Sinoj Thomas / Commento
Home minister Amit Shah’s pitch for the Hindi language provoked trenchant criticism on Friday, with opposition parties calling it an assault on India’s pluralism and asserting they will thwart the move to impose “Hindi imperialism”. Presiding over the 37th meeting of the Parliamentary Official Language Committee in New Delhi, Mr. Shah said Prime Minister Narendra Modi has decided that the medium of running the government is the official language. This will increase the importance of Hindi.
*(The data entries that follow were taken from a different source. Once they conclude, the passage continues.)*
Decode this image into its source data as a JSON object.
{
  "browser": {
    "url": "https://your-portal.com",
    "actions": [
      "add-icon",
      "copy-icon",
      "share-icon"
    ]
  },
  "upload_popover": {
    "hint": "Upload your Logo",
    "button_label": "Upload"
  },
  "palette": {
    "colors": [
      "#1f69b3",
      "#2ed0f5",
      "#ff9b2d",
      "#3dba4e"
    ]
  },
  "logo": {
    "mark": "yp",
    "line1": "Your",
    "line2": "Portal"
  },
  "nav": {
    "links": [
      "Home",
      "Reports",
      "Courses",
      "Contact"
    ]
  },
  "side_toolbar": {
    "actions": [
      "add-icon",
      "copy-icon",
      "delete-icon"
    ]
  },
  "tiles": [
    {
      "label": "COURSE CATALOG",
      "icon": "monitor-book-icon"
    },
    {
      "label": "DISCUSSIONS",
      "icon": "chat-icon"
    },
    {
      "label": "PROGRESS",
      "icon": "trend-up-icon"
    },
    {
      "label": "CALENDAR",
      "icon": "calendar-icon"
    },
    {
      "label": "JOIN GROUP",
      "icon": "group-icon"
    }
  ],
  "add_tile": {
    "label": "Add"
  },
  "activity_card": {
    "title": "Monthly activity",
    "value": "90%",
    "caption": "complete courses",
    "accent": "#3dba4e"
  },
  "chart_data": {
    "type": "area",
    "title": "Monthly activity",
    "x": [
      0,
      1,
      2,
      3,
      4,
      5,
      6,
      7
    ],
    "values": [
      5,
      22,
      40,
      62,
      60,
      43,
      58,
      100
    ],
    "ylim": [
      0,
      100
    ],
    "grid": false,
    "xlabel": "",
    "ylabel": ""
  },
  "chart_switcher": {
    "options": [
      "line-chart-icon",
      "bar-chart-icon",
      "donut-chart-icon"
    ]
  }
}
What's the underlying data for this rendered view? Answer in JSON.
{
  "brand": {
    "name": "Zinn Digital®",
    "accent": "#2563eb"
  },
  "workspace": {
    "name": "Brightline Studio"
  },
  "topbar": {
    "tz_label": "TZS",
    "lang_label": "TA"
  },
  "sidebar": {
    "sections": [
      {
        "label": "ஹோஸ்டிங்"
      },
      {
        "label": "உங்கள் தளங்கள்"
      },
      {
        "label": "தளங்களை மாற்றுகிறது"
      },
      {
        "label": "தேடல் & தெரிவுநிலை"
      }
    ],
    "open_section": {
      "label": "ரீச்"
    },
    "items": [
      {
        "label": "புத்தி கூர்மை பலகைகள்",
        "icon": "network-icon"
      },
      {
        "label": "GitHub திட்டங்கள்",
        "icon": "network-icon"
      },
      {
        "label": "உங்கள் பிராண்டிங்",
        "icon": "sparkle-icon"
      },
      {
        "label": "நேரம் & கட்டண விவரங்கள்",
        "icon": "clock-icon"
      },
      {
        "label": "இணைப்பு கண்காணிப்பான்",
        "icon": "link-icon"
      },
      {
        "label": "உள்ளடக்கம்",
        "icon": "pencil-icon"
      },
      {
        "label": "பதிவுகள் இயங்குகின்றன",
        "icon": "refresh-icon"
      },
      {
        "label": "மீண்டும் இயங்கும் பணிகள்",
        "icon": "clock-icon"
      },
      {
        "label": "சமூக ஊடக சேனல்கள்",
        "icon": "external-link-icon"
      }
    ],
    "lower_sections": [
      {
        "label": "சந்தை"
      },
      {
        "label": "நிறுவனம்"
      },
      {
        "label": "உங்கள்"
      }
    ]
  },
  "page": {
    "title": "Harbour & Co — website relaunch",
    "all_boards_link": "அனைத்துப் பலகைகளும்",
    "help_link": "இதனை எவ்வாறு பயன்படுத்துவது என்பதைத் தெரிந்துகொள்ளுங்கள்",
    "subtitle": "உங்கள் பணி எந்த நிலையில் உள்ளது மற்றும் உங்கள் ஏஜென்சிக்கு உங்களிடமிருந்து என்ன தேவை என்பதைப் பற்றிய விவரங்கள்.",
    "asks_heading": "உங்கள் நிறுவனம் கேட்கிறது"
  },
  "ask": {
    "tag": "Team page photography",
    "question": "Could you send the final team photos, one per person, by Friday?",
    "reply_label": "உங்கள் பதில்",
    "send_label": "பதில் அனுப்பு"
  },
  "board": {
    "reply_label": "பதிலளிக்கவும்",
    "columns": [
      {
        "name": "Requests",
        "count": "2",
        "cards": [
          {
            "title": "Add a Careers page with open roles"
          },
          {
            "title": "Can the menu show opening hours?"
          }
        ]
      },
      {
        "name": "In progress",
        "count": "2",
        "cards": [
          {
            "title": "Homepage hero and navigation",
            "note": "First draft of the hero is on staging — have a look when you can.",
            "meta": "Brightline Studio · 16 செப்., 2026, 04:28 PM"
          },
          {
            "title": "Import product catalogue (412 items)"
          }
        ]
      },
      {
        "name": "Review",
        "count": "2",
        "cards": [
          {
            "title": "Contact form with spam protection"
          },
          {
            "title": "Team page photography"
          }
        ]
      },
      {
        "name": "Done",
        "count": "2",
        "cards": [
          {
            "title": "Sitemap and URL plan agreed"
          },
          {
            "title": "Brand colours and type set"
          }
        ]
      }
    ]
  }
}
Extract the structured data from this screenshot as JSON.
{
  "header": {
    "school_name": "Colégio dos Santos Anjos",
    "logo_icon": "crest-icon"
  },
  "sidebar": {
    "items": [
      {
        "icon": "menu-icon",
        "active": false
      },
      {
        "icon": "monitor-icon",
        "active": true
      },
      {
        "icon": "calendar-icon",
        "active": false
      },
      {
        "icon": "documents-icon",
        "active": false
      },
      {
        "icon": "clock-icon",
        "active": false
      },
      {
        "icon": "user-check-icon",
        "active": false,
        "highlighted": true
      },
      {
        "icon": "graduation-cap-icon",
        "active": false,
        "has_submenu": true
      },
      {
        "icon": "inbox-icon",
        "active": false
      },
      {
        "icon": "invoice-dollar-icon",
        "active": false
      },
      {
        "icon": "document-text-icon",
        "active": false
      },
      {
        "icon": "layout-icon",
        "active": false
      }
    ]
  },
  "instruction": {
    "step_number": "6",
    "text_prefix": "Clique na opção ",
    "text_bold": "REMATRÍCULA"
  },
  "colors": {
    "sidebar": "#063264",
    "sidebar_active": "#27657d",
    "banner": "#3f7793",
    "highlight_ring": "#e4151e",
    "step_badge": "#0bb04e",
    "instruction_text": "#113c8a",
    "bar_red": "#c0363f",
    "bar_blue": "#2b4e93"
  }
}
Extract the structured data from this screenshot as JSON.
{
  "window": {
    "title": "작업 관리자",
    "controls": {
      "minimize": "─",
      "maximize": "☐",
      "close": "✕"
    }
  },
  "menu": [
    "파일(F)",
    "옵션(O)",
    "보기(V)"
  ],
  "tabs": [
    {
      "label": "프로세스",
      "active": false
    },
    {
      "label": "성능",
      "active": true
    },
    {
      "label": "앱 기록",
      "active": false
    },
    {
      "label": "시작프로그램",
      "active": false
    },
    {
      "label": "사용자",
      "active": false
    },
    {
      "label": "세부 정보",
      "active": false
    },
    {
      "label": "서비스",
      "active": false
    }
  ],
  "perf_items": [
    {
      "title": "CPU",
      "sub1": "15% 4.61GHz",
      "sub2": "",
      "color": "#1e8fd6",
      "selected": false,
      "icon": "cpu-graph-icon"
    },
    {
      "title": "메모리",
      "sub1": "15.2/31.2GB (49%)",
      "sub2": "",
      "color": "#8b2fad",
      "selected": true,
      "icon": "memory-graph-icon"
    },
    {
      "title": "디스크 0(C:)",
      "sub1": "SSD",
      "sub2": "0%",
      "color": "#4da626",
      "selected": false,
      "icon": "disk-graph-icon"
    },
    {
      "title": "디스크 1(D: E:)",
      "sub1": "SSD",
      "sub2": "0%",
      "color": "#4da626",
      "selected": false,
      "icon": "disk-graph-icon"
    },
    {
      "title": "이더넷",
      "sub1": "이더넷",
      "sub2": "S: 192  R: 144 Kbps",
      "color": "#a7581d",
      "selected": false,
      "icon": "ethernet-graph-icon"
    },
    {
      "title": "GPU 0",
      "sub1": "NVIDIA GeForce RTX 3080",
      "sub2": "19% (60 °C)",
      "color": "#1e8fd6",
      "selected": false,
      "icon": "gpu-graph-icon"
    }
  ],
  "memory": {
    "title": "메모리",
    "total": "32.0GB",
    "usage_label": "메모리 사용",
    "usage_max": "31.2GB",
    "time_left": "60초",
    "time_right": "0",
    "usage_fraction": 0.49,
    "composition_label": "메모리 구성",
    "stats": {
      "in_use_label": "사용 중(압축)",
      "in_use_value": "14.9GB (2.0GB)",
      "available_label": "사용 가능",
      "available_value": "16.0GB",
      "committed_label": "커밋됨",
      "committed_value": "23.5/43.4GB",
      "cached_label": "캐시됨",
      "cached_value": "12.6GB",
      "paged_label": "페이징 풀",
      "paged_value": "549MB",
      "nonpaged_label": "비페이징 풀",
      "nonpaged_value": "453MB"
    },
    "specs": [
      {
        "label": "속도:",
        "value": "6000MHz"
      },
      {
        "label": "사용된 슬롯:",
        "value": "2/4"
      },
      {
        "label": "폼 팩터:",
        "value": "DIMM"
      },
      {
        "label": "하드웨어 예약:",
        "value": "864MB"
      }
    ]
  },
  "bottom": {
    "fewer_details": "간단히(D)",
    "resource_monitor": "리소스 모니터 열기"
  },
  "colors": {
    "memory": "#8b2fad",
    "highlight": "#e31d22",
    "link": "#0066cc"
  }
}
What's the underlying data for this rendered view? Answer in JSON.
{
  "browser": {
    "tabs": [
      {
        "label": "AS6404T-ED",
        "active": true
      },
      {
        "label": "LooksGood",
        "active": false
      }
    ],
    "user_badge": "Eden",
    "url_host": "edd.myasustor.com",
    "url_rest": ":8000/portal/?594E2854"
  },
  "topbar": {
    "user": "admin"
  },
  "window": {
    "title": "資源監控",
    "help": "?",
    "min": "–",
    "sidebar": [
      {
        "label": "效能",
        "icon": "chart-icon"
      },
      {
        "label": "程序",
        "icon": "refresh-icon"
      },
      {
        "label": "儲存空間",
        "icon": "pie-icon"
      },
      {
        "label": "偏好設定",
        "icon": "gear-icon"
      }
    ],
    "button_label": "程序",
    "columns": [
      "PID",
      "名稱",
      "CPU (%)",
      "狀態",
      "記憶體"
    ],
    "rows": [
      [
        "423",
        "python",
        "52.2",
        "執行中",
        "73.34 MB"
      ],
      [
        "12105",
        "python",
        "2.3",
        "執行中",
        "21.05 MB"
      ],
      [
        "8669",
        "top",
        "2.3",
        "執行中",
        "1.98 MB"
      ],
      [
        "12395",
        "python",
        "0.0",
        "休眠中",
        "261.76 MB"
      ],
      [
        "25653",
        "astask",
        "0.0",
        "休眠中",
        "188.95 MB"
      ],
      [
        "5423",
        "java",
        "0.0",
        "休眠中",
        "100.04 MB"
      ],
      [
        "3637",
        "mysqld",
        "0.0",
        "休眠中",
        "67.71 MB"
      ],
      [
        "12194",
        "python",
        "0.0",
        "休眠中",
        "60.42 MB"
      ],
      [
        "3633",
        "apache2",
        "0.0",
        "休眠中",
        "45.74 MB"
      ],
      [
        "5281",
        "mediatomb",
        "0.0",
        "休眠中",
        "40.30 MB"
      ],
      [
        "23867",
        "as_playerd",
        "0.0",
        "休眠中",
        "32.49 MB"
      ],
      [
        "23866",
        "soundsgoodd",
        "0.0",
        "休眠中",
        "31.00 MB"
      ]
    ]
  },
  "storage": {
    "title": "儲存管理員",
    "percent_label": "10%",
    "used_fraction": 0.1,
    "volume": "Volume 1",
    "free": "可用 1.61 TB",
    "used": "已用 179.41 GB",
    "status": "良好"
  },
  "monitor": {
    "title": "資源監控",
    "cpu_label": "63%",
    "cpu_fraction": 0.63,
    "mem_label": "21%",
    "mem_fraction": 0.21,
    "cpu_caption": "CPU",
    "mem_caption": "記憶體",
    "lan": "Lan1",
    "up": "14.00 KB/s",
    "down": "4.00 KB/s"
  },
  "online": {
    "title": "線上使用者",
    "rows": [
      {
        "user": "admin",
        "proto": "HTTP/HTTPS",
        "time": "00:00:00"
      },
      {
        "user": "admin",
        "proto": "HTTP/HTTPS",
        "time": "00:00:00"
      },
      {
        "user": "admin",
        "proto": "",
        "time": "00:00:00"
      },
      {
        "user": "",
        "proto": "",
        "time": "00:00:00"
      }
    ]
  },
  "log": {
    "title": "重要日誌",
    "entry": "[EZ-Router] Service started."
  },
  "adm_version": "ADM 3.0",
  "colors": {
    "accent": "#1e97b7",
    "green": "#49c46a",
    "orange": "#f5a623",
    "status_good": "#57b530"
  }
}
Shah informed the members that now, 70 percent of the agenda of the Cabinet is prepared in Hindi. The Home minister said now the time has come to make the official language Hindi an essential part of the country’s unity, adding Hindi should be accepted as an alternative to English and not to local languages.
First things first. Hindi is not the national language of India. The Union of India was not founded on any particular language, except maybe English, which formed the only strain of everyday communication and coordination —via the British-built rails and post office. This new Hindi-style governance was there for all to see during the Covid pandemic period when a Hindi-speaking IAS delivered Covid updates exclusively in Hindi to 1.3 billion people, most of whom are non-Hindi-speaking and don’t know any language other than their mother tongue.
According to the last census (2011), 86 percent of West Bengal is Bangla-speaking, of which 83 percent know only Bangla. Yet, this has not stopped the Union government from having Amitabh Bachchan (Bollywood actor) deliver mandatory Covid warning messages in Hindi before every phone call; or erect signboards are written only in Hindi along national highways and railway stations.
The topic has touched many a nerve, be it socially or politically. It has gained more traction since the BJP came to power in 2014 and then again in 2019, following the Lok Sabha elections. The saffron party has almost exclusively focused on the use of Hindi in an official capacity in administrations across the country, citing “colonial hangover” as a reason behind the push. There are many people and many groups coming in favor and against this issue. The main opposition Congress accused Shah of trying to impose Hindi and said he was doing a disservice to the language.
Congress leader Jairam Ramesh contended Hindi is ‘Raj Bhasha’ (official language) and not ‘Rashtra Bhasha’ (national language). He said, “I’m very comfortable with Hindi, but I don’t want it rammed down anybody’s throat.” Asserting that Hindi is not India’s national language, former Karnataka chief minister Siddaramaiah accused the BJP of trying to unleash its agenda of “cultural terrorism” against non-Hindi speaking states.
Indian freedom fighter Pandit Raghunath Vinayak Dhulekar, during a heated exchange in the constituent assembly in the past, once said those who did not know ‘Hindustani’ (as Hindi was referred to back then) “had no right to stay in India.” There is no mention in the Constitution that Hindi is the national language. According to the Constitution, India doesn’t have a national language, as Hindi is among the 22 languages listed in the eighth schedule. Experts, too, say the notion of a national language, while being a charged issue, has always struggled against India’s linguistic diversity, just as the concept of a single national identity has clashed against the country’s multicultural ethos.
Karnataka former chief minister Siddaramaiah tweeted, “Hindi was never and will never be our national language. Every Indian must respect the linguistic diversity of our country. Each language has its rich history for its people to be proud of. I am proud to be a Kannadiga”. Even India’s first prime minister Jawaharlal Nehru had said that Hindi would not be imposed on non-Hindi-speaking states until they were willing to accept it.
When Hindi is forced on speakers of different languages, India is robbed of the cultural diversity that it celebrates so much. Language and society are deeply interrelated. The language affects the world-view and brings it down to a simple theory of ‘one nation, one language.’ This will limit the worldview, aesthetics, traditions, and culture. India is a land of diverse cultures that assimilate as one nation. Indian nationalism cannot be brought down to a single language. Indians thrive not just in their oneness but in their togetherness.
In the first few decades after independence, India witnessed numerous linguistic riots, the linguistic reorganization of states and clashes between supporters of Hindi and resistance to its ‘imposition’ as the ‘national’ language, especially from speakers of Tamil and other South Indian languages,” the essay states. Linguistic diversity is the essence of India and pluralism is what has held the nation together. Hindi imperialism will be the death knell for India.